───── The data ─────
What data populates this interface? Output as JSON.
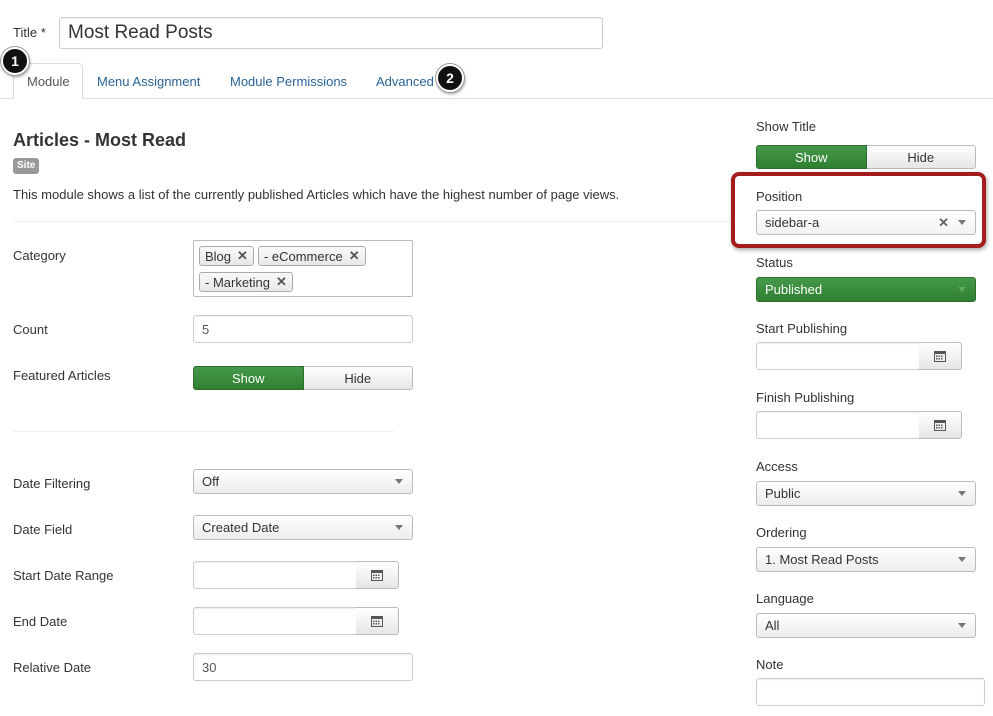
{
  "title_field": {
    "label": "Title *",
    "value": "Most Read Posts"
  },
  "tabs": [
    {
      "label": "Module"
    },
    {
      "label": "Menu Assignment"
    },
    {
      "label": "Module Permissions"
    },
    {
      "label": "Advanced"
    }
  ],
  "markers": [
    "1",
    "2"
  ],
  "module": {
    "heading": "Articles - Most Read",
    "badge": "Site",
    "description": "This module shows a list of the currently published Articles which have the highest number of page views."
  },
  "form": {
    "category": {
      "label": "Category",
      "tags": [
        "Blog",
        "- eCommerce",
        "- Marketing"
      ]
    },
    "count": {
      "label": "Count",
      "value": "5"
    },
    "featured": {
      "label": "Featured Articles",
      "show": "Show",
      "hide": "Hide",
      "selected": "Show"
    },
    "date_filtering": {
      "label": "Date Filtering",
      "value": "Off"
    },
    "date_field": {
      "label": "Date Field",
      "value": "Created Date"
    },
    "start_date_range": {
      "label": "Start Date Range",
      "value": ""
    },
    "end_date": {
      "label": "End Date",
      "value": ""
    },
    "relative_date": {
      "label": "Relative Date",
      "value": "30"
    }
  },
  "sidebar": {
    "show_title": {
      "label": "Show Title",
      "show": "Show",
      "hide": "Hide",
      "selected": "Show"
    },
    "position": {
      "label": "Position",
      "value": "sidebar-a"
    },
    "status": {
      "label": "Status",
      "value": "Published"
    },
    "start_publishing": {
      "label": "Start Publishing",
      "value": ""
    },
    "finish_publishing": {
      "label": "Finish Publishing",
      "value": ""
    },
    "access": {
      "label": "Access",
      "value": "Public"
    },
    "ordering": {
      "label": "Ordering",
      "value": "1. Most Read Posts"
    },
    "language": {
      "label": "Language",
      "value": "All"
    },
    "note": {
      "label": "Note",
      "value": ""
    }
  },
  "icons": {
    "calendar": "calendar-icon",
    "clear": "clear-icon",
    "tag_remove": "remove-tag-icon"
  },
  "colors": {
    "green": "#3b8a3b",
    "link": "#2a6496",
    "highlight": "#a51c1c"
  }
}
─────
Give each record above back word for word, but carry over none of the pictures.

What data populates this interface? Output as JSON.
{
  "title_field": {
    "label": "Title *",
    "value": "Most Read Posts"
  },
  "tabs": [
    {
      "label": "Module"
    },
    {
      "label": "Menu Assignment"
    },
    {
      "label": "Module Permissions"
    },
    {
      "label": "Advanced"
    }
  ],
  "markers": [
    "1",
    "2"
  ],
  "module": {
    "heading": "Articles - Most Read",
    "badge": "Site",
    "description": "This module shows a list of the currently published Articles which have the highest number of page views."
  },
  "form": {
    "category": {
      "label": "Category",
      "tags": [
        "Blog",
        "- eCommerce",
        "- Marketing"
      ]
    },
    "count": {
      "label": "Count",
      "value": "5"
    },
    "featured": {
      "label": "Featured Articles",
      "show": "Show",
      "hide": "Hide",
      "selected": "Show"
    },
    "date_filtering": {
      "label": "Date Filtering",
      "value": "Off"
    },
    "date_field": {
      "label": "Date Field",
      "value": "Created Date"
    },
    "start_date_range": {
      "label": "Start Date Range",
      "value": ""
    },
    "end_date": {
      "label": "End Date",
      "value": ""
    },
    "relative_date": {
      "label": "Relative Date",
      "value": "30"
    }
  },
  "sidebar": {
    "show_title": {
      "label": "Show Title",
      "show": "Show",
      "hide": "Hide",
      "selected": "Show"
    },
    "position": {
      "label": "Position",
      "value": "sidebar-a"
    },
    "status": {
      "label": "Status",
      "value": "Published"
    },
    "start_publishing": {
      "label": "Start Publishing",
      "value": ""
    },
    "finish_publishing": {
      "label": "Finish Publishing",
      "value": ""
    },
    "access": {
      "label": "Access",
      "value": "Public"
    },
    "ordering": {
      "label": "Ordering",
      "value": "1. Most Read Posts"
    },
    "language": {
      "label": "Language",
      "value": "All"
    },
    "note": {
      "label": "Note",
      "value": ""
    }
  },
  "icons": {
    "calendar": "calendar-icon",
    "clear": "clear-icon",
    "tag_remove": "remove-tag-icon"
  },
  "colors": {
    "green": "#3b8a3b",
    "link": "#2a6496",
    "highlight": "#a51c1c"
  }
}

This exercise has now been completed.